**Task details**: Scan the entries for lines with the word "this", then copy those lines.

[Page and application data records]
»»
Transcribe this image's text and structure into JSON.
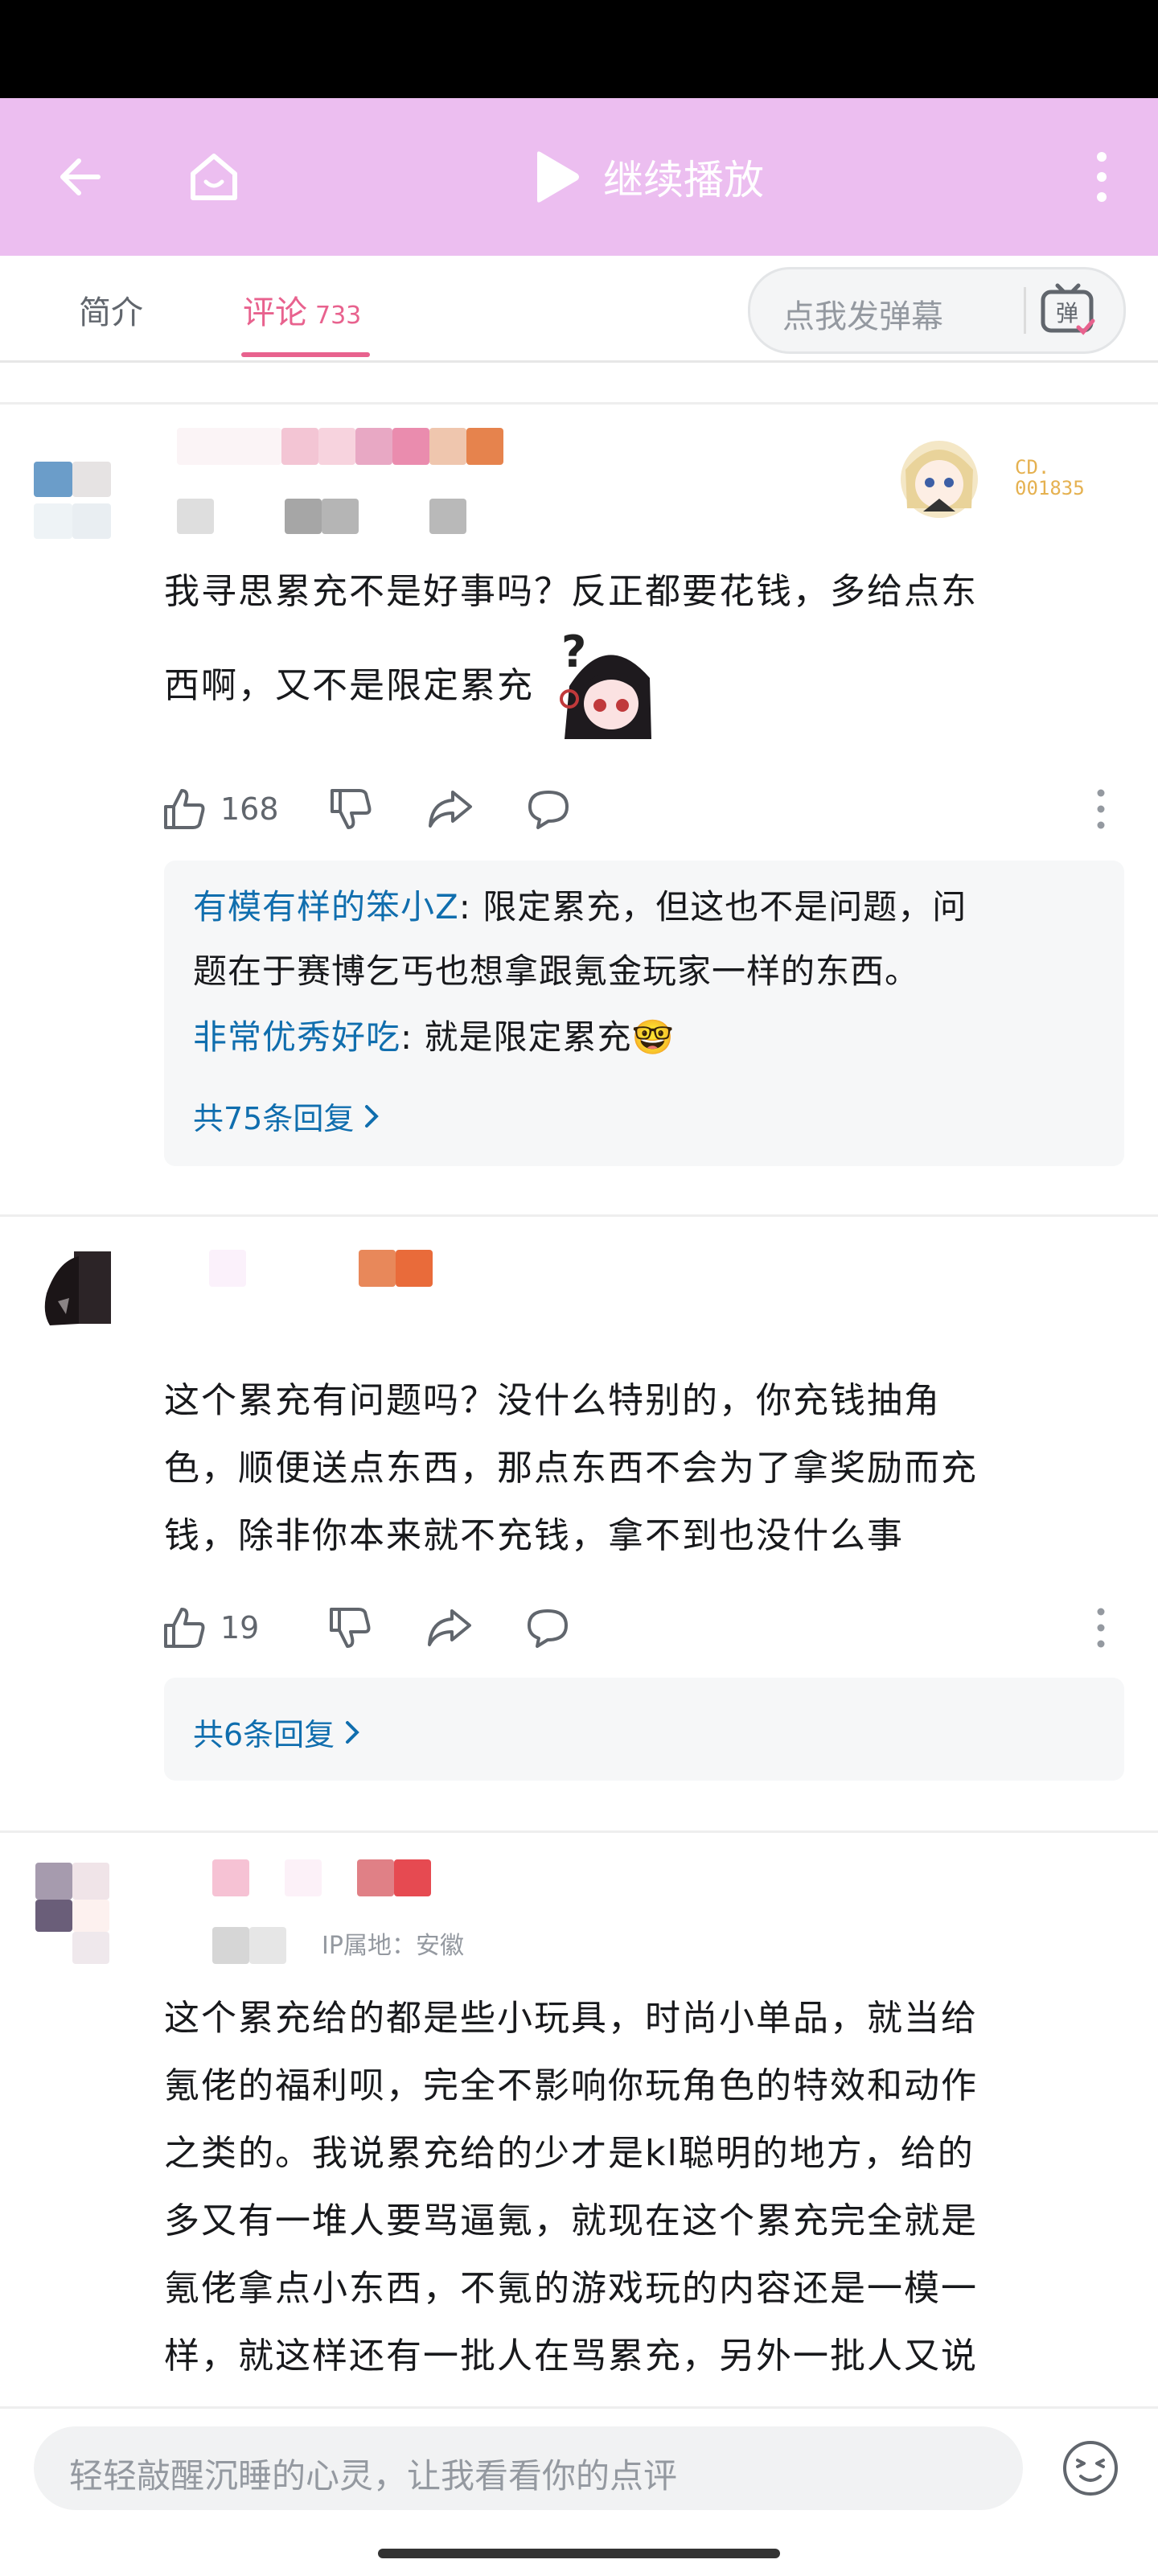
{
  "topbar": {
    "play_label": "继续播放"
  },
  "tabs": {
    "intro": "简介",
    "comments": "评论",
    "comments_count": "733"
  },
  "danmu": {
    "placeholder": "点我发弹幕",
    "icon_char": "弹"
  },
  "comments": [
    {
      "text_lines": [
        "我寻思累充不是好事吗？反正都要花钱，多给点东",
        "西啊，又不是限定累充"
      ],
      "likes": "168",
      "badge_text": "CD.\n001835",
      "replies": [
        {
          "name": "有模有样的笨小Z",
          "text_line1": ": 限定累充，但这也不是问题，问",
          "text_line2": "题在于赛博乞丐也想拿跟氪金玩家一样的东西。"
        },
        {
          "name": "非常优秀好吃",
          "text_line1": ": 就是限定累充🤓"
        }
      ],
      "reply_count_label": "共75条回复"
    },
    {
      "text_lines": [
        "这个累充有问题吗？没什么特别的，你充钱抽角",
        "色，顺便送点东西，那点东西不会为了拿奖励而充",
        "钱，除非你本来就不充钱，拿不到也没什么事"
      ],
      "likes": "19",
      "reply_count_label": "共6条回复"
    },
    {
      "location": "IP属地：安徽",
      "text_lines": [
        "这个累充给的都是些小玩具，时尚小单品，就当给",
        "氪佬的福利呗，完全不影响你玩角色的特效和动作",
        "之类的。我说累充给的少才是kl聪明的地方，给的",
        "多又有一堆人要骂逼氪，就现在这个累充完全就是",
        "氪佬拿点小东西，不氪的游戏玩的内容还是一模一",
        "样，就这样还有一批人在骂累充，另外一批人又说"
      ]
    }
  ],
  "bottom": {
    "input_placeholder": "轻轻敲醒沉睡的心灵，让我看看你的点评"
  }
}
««
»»
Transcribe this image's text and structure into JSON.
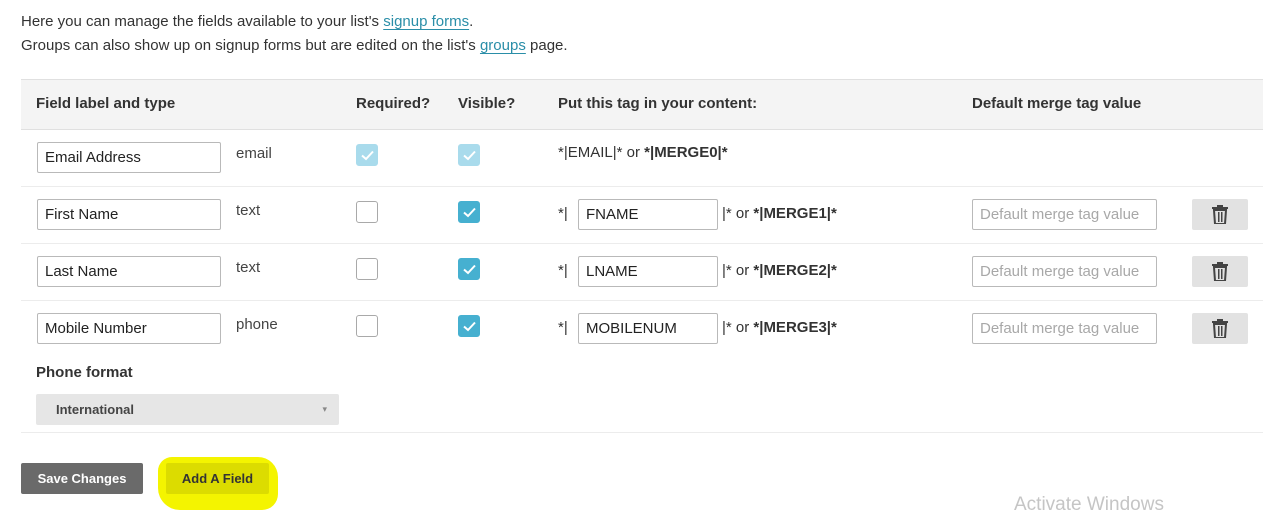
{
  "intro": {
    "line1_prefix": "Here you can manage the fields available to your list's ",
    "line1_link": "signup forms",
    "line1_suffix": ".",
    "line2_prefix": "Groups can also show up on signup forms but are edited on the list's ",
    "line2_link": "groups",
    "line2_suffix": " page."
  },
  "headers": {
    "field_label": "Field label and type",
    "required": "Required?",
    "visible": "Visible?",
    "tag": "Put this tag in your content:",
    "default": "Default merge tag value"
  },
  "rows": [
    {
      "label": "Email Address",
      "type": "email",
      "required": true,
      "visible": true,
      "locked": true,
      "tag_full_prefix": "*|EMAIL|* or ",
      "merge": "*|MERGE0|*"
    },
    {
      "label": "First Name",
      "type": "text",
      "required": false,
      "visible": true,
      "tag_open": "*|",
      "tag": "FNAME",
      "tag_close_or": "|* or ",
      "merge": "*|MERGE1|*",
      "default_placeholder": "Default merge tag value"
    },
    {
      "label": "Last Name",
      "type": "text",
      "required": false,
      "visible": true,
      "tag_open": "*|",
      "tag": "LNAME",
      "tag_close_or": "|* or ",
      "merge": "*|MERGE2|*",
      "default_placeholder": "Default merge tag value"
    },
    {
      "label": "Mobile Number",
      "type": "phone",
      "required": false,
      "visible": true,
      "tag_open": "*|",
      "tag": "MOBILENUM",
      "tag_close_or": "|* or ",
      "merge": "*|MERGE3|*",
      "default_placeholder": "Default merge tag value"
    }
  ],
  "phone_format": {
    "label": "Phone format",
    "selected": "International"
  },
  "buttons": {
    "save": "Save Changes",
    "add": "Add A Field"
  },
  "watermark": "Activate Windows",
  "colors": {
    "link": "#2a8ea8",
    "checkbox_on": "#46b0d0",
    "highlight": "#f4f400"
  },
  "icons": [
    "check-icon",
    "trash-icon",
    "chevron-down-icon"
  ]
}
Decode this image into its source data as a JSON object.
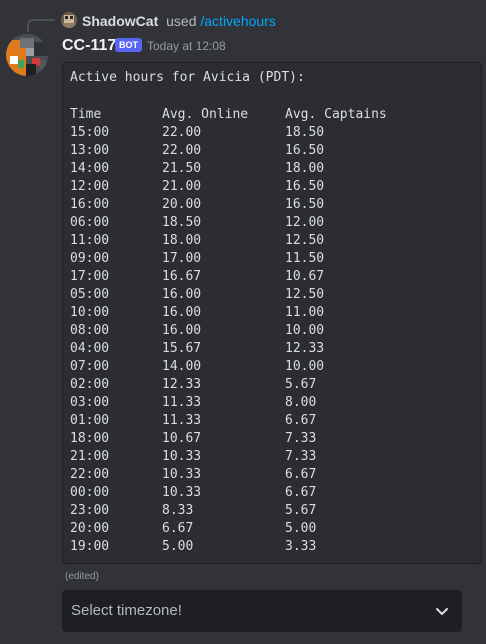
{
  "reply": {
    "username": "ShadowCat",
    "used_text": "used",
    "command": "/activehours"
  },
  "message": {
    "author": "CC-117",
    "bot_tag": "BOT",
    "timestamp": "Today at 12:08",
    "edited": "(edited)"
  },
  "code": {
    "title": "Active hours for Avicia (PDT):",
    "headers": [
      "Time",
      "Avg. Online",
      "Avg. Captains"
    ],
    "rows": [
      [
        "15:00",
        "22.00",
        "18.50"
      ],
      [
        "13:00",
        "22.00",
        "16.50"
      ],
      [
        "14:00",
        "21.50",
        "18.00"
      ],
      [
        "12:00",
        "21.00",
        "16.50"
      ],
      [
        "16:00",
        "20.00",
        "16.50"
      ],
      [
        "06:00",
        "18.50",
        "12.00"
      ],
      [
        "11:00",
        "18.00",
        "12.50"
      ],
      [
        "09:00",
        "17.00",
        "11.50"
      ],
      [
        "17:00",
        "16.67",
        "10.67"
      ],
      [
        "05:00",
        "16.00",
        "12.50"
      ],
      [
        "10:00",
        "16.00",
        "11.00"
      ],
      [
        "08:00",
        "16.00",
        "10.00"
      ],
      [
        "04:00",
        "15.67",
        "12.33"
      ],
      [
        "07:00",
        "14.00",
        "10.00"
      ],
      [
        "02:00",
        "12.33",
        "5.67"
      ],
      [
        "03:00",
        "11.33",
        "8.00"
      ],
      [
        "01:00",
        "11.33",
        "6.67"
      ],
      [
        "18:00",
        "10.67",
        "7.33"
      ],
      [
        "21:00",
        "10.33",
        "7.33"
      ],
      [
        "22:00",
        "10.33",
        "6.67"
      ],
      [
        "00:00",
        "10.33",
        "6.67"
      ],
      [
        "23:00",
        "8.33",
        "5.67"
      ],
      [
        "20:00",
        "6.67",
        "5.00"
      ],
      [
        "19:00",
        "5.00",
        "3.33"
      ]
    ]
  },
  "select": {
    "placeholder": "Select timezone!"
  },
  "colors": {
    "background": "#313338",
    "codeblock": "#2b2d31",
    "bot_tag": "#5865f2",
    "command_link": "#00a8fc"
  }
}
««
**Your response**:
Transcribe this image's text and structure into JSON.
Transcribe this image's text and structure into JSON.
    "tag": "Put this tag in your content:",
Decode this image into its source data as a JSON object.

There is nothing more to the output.